- Your goal -
Each line below that carries the string "JSON" must appear in the answer.

Start of Material provided

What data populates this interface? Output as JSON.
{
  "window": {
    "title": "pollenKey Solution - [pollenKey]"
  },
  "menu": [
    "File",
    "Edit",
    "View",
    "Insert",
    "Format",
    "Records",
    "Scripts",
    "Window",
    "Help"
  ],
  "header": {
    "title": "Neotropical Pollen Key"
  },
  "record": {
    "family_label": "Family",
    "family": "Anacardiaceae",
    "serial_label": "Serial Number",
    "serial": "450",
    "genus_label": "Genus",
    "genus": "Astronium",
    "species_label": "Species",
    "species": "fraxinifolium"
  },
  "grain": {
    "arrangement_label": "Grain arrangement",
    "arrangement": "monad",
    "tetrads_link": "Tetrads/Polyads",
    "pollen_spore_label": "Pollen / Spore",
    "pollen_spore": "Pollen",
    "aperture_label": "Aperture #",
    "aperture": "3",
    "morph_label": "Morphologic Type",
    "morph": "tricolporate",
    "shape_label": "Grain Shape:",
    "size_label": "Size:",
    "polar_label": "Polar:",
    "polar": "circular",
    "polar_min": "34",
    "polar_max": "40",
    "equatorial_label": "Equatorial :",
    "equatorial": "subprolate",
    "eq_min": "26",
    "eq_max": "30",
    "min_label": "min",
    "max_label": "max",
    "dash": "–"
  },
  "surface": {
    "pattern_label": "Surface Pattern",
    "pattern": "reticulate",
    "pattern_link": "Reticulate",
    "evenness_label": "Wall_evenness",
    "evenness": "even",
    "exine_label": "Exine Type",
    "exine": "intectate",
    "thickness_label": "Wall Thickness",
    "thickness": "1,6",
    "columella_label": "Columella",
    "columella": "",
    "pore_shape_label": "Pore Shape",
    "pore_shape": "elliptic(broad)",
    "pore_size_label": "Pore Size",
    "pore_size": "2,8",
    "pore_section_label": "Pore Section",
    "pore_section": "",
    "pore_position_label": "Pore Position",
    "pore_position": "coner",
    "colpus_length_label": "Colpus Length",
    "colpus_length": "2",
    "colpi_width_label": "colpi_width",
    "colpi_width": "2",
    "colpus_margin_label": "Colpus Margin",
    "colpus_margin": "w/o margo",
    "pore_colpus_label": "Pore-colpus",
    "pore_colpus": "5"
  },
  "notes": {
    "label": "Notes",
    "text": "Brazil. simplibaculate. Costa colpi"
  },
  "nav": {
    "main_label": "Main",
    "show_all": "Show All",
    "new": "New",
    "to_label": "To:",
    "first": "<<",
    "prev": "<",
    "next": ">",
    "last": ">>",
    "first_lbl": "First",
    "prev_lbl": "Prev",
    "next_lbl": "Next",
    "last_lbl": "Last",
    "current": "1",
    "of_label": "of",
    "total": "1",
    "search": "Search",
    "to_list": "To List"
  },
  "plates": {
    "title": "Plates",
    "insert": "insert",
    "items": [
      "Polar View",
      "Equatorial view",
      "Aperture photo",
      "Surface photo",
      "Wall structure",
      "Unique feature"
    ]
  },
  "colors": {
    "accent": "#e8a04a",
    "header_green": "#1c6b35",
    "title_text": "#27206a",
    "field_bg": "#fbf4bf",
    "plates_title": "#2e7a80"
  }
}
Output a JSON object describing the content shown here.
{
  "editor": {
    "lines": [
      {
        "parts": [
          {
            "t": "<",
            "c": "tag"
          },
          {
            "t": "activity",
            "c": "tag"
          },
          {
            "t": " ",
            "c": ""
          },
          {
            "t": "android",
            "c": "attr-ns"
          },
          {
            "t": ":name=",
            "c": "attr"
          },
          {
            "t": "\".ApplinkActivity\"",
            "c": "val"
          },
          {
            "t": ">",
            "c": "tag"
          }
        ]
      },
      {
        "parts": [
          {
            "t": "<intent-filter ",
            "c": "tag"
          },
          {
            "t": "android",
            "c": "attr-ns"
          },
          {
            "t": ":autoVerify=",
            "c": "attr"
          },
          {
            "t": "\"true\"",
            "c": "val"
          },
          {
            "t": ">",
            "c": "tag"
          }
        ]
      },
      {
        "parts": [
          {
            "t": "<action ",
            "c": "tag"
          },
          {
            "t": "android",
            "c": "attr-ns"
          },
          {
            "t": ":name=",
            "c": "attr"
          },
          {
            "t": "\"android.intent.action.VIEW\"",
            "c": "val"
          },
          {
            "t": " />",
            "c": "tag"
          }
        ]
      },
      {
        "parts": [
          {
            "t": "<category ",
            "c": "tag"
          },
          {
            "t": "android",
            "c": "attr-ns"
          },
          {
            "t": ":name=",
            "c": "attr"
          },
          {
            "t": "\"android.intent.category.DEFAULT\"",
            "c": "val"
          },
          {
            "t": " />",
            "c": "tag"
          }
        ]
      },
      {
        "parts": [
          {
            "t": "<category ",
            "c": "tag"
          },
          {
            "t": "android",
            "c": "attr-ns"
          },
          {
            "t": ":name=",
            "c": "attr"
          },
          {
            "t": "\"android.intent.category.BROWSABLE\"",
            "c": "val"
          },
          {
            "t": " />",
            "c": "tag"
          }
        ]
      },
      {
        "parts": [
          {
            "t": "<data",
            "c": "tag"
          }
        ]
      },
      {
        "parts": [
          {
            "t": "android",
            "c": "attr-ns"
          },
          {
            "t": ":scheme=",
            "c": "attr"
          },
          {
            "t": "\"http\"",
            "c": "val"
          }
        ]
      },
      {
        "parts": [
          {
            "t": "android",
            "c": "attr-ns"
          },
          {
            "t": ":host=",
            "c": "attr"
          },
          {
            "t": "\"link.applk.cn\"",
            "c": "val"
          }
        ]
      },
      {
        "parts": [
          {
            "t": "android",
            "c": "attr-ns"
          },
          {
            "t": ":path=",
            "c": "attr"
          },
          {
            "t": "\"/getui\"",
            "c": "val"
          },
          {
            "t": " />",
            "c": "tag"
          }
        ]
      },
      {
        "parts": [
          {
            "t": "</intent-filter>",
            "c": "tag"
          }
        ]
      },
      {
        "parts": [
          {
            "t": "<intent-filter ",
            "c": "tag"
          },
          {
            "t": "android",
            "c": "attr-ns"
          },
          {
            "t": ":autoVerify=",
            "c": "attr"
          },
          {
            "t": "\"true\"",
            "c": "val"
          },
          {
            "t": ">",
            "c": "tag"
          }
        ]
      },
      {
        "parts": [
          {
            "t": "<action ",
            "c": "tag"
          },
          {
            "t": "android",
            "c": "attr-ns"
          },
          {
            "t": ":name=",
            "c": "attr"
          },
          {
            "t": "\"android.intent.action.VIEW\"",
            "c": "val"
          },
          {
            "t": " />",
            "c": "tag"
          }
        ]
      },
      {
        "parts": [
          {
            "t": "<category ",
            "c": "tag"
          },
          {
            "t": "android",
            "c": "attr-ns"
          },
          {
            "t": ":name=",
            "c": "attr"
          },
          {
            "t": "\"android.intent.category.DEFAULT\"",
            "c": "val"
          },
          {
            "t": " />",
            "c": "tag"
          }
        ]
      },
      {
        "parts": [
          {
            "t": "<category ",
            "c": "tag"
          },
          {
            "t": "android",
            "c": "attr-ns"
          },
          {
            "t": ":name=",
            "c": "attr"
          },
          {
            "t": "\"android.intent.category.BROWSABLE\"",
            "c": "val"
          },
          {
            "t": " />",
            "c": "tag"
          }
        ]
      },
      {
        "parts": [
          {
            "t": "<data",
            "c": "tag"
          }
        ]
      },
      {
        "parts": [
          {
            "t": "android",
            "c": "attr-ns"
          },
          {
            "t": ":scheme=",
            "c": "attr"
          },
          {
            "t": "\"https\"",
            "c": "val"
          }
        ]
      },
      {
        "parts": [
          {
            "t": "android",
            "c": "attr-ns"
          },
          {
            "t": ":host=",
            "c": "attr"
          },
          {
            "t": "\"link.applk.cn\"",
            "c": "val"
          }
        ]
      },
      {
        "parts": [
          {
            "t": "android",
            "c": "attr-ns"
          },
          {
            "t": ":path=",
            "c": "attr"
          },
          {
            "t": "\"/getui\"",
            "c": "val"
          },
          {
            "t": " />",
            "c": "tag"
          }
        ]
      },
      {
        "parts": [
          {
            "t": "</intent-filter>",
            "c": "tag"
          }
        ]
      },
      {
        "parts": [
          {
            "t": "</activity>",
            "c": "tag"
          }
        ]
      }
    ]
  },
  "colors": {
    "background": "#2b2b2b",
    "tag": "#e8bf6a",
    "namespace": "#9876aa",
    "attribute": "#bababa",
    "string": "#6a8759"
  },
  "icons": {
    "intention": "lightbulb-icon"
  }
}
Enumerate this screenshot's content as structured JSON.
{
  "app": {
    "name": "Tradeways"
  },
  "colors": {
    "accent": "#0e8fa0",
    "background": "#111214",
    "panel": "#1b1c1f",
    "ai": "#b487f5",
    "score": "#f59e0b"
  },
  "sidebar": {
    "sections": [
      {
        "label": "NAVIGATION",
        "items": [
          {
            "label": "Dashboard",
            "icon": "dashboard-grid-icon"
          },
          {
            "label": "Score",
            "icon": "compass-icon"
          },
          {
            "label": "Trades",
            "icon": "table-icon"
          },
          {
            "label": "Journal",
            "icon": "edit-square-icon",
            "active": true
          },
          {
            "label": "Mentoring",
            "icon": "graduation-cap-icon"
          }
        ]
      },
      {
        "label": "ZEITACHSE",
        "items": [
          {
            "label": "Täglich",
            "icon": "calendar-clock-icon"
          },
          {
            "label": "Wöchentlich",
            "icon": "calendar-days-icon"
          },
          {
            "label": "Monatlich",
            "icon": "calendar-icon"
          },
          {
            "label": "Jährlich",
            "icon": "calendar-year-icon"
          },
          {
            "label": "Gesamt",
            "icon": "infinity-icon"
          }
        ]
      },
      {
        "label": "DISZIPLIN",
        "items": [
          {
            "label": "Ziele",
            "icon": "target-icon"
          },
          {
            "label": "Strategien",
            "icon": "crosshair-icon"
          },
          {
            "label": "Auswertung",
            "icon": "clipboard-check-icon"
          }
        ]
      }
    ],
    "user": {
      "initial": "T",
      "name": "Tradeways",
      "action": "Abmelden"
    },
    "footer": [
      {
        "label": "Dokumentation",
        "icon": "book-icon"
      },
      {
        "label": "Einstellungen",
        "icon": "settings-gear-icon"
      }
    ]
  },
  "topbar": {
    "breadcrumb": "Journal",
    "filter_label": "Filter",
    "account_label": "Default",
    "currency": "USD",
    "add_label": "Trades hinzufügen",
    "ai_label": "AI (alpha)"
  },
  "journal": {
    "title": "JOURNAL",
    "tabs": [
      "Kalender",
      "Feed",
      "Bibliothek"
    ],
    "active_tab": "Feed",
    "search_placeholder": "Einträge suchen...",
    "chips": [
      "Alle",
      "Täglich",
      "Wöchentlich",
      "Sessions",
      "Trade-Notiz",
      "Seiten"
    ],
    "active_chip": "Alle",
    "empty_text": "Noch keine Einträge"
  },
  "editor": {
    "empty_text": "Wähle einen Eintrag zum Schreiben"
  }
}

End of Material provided

- Task response -
What data populates this interface? Output as JSON.
Output a JSON object describing the content shown here.
Enumerate this screenshot's content as structured JSON.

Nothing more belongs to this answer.